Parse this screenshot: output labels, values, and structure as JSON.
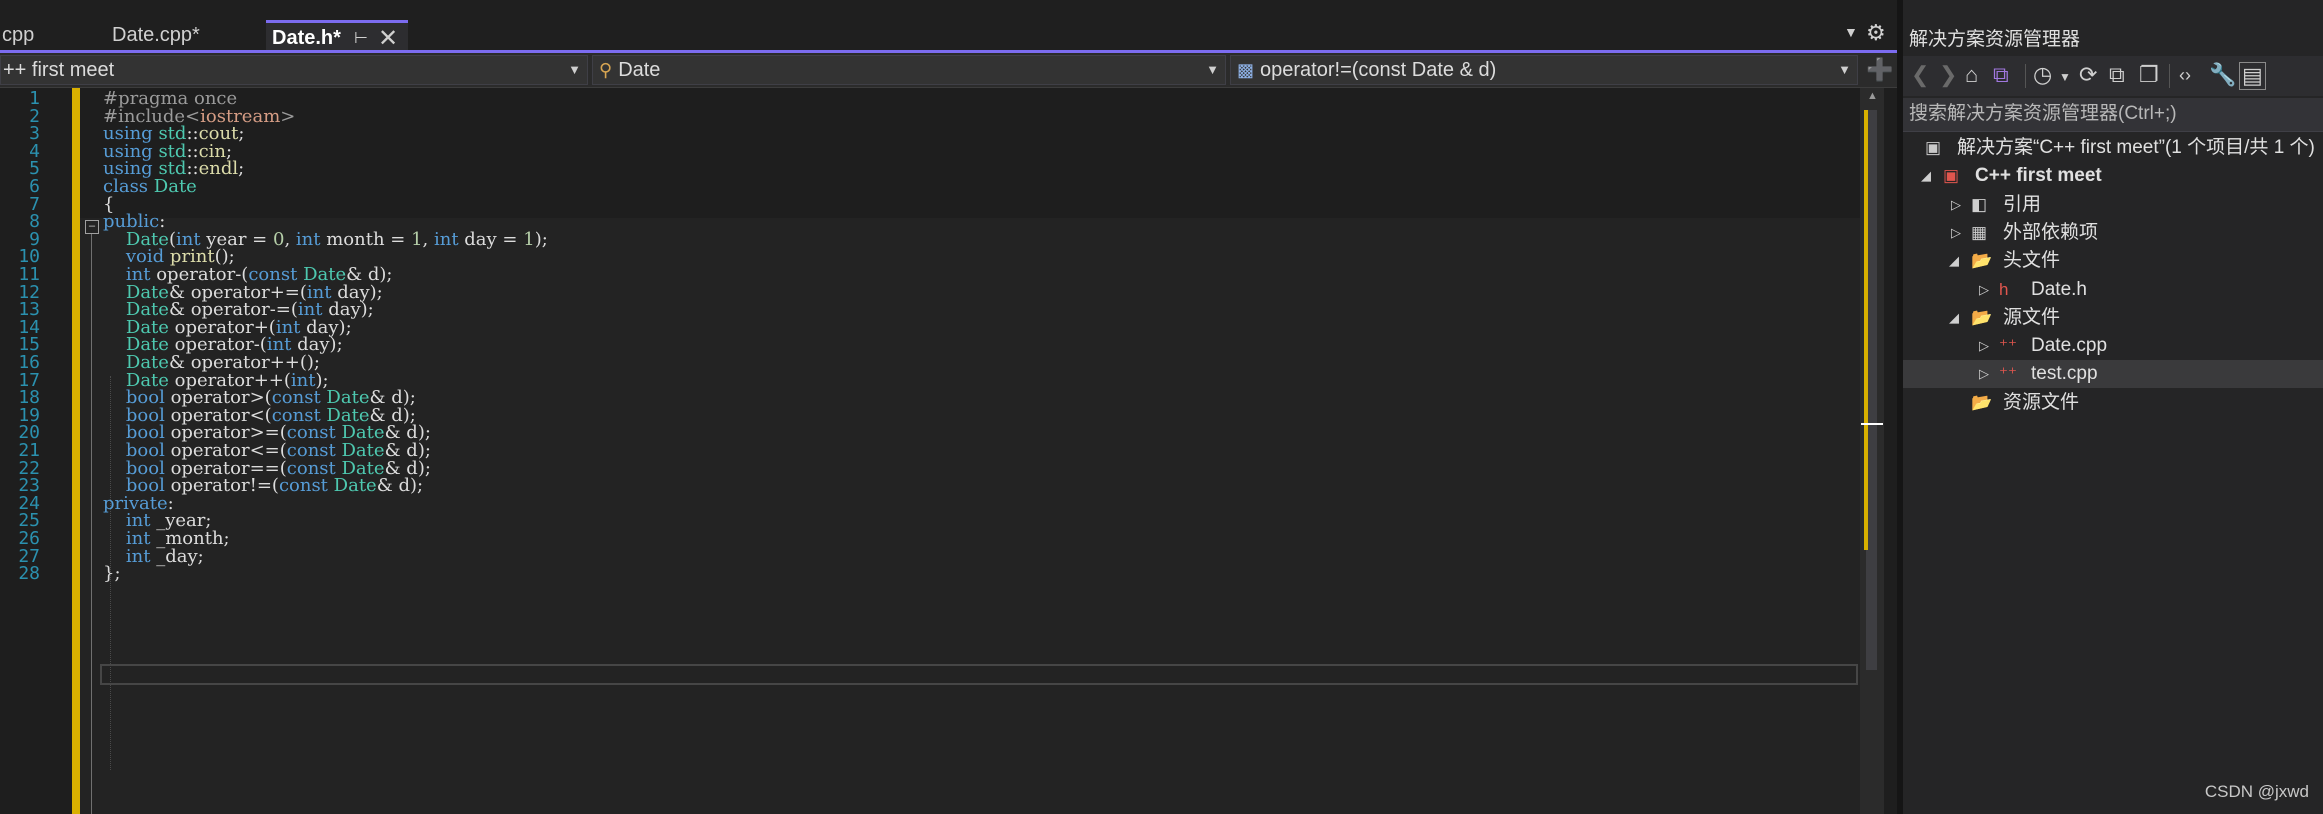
{
  "tabs": [
    {
      "label": "cpp",
      "active": false
    },
    {
      "label": "Date.cpp*",
      "active": false
    },
    {
      "label": "Date.h*",
      "active": true
    }
  ],
  "tab_icons": {
    "pin": "pin-icon",
    "close": "close-icon",
    "dropdown": "chevron-down-icon",
    "settings": "gear-icon"
  },
  "navbar": {
    "project": "++ first meet",
    "class": "Date",
    "member": "operator!=(const Date & d)"
  },
  "editor": {
    "line_numbers": [
      "1",
      "2",
      "3",
      "4",
      "5",
      "6",
      "7",
      "8",
      "9",
      "10",
      "11",
      "12",
      "13",
      "14",
      "15",
      "16",
      "17",
      "18",
      "19",
      "20",
      "21",
      "22",
      "23",
      "24",
      "25",
      "26",
      "27",
      "28"
    ],
    "current_line": "23",
    "code": [
      "#pragma once",
      "#include<iostream>",
      "using std::cout;",
      "using std::cin;",
      "using std::endl;",
      "class Date",
      "{",
      "public:",
      "    Date(int year = 0, int month = 1, int day = 1);",
      "    void print();",
      "    int operator-(const Date& d);",
      "    Date& operator+=(int day);",
      "    Date& operator-=(int day);",
      "    Date operator+(int day);",
      "    Date operator-(int day);",
      "    Date& operator++();",
      "    Date operator++(int);",
      "    bool operator>(const Date& d);",
      "    bool operator<(const Date& d);",
      "    bool operator>=(const Date& d);",
      "    bool operator<=(const Date& d);",
      "    bool operator==(const Date& d);",
      "    bool operator!=(const Date& d);",
      "private:",
      "    int _year;",
      "    int _month;",
      "    int _day;",
      "};"
    ],
    "colors": {
      "keyword": "#569cd6",
      "type": "#4ec9b0",
      "function": "#dcdcaa",
      "preprocessor": "#9b9b9b",
      "string": "#d69d85",
      "number": "#b5cea8",
      "change_marker": "#d9b000"
    }
  },
  "solution_explorer": {
    "title": "解决方案资源管理器",
    "search_placeholder": "搜索解决方案资源管理器(Ctrl+;)",
    "toolbar_icons": [
      "back-icon",
      "forward-icon",
      "home-icon",
      "vs-switch-views-icon",
      "history-icon",
      "chevron-down-icon",
      "sync-icon",
      "collapse-all-icon",
      "copy-icon",
      "code-view-icon",
      "wrench-icon",
      "properties-icon"
    ],
    "tree": [
      {
        "label": "解决方案“C++ first meet”(1 个项目/共 1 个)",
        "icon": "solution-icon",
        "expanded": null,
        "level": 0,
        "bold": false,
        "selected": false
      },
      {
        "label": "C++ first meet",
        "icon": "cpp-project-icon",
        "expanded": true,
        "level": 0,
        "bold": true,
        "selected": false
      },
      {
        "label": "引用",
        "icon": "references-icon",
        "expanded": false,
        "level": 1,
        "bold": false,
        "selected": false
      },
      {
        "label": "外部依赖项",
        "icon": "external-deps-icon",
        "expanded": false,
        "level": 1,
        "bold": false,
        "selected": false
      },
      {
        "label": "头文件",
        "icon": "filter-folder-icon",
        "expanded": true,
        "level": 1,
        "bold": false,
        "selected": false
      },
      {
        "label": "Date.h",
        "icon": "header-file-icon",
        "expanded": false,
        "level": 2,
        "bold": false,
        "selected": false
      },
      {
        "label": "源文件",
        "icon": "filter-folder-icon",
        "expanded": true,
        "level": 1,
        "bold": false,
        "selected": false
      },
      {
        "label": "Date.cpp",
        "icon": "cpp-file-icon",
        "expanded": false,
        "level": 2,
        "bold": false,
        "selected": false
      },
      {
        "label": "test.cpp",
        "icon": "cpp-file-icon",
        "expanded": false,
        "level": 2,
        "bold": false,
        "selected": true
      },
      {
        "label": "资源文件",
        "icon": "filter-folder-icon",
        "expanded": null,
        "level": 1,
        "bold": false,
        "selected": false
      }
    ]
  },
  "watermark": "CSDN @jxwd"
}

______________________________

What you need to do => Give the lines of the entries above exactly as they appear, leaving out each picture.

Exercise response =>
Parse this screenshot: output labels, values, and structure as JSON.
{
  "tabs": [
    {
      "label": "cpp",
      "active": false
    },
    {
      "label": "Date.cpp*",
      "active": false
    },
    {
      "label": "Date.h*",
      "active": true
    }
  ],
  "tab_icons": {
    "pin": "pin-icon",
    "close": "close-icon",
    "dropdown": "chevron-down-icon",
    "settings": "gear-icon"
  },
  "navbar": {
    "project": "++ first meet",
    "class": "Date",
    "member": "operator!=(const Date & d)"
  },
  "editor": {
    "line_numbers": [
      "1",
      "2",
      "3",
      "4",
      "5",
      "6",
      "7",
      "8",
      "9",
      "10",
      "11",
      "12",
      "13",
      "14",
      "15",
      "16",
      "17",
      "18",
      "19",
      "20",
      "21",
      "22",
      "23",
      "24",
      "25",
      "26",
      "27",
      "28"
    ],
    "current_line": "23",
    "code": [
      "#pragma once",
      "#include<iostream>",
      "using std::cout;",
      "using std::cin;",
      "using std::endl;",
      "class Date",
      "{",
      "public:",
      "    Date(int year = 0, int month = 1, int day = 1);",
      "    void print();",
      "    int operator-(const Date& d);",
      "    Date& operator+=(int day);",
      "    Date& operator-=(int day);",
      "    Date operator+(int day);",
      "    Date operator-(int day);",
      "    Date& operator++();",
      "    Date operator++(int);",
      "    bool operator>(const Date& d);",
      "    bool operator<(const Date& d);",
      "    bool operator>=(const Date& d);",
      "    bool operator<=(const Date& d);",
      "    bool operator==(const Date& d);",
      "    bool operator!=(const Date& d);",
      "private:",
      "    int _year;",
      "    int _month;",
      "    int _day;",
      "};"
    ],
    "colors": {
      "keyword": "#569cd6",
      "type": "#4ec9b0",
      "function": "#dcdcaa",
      "preprocessor": "#9b9b9b",
      "string": "#d69d85",
      "number": "#b5cea8",
      "change_marker": "#d9b000"
    }
  },
  "solution_explorer": {
    "title": "解决方案资源管理器",
    "search_placeholder": "搜索解决方案资源管理器(Ctrl+;)",
    "toolbar_icons": [
      "back-icon",
      "forward-icon",
      "home-icon",
      "vs-switch-views-icon",
      "history-icon",
      "chevron-down-icon",
      "sync-icon",
      "collapse-all-icon",
      "copy-icon",
      "code-view-icon",
      "wrench-icon",
      "properties-icon"
    ],
    "tree": [
      {
        "label": "解决方案“C++ first meet”(1 个项目/共 1 个)",
        "icon": "solution-icon",
        "expanded": null,
        "level": 0,
        "bold": false,
        "selected": false
      },
      {
        "label": "C++ first meet",
        "icon": "cpp-project-icon",
        "expanded": true,
        "level": 0,
        "bold": true,
        "selected": false
      },
      {
        "label": "引用",
        "icon": "references-icon",
        "expanded": false,
        "level": 1,
        "bold": false,
        "selected": false
      },
      {
        "label": "外部依赖项",
        "icon": "external-deps-icon",
        "expanded": false,
        "level": 1,
        "bold": false,
        "selected": false
      },
      {
        "label": "头文件",
        "icon": "filter-folder-icon",
        "expanded": true,
        "level": 1,
        "bold": false,
        "selected": false
      },
      {
        "label": "Date.h",
        "icon": "header-file-icon",
        "expanded": false,
        "level": 2,
        "bold": false,
        "selected": false
      },
      {
        "label": "源文件",
        "icon": "filter-folder-icon",
        "expanded": true,
        "level": 1,
        "bold": false,
        "selected": false
      },
      {
        "label": "Date.cpp",
        "icon": "cpp-file-icon",
        "expanded": false,
        "level": 2,
        "bold": false,
        "selected": false
      },
      {
        "label": "test.cpp",
        "icon": "cpp-file-icon",
        "expanded": false,
        "level": 2,
        "bold": false,
        "selected": true
      },
      {
        "label": "资源文件",
        "icon": "filter-folder-icon",
        "expanded": null,
        "level": 1,
        "bold": false,
        "selected": false
      }
    ]
  },
  "watermark": "CSDN @jxwd"
}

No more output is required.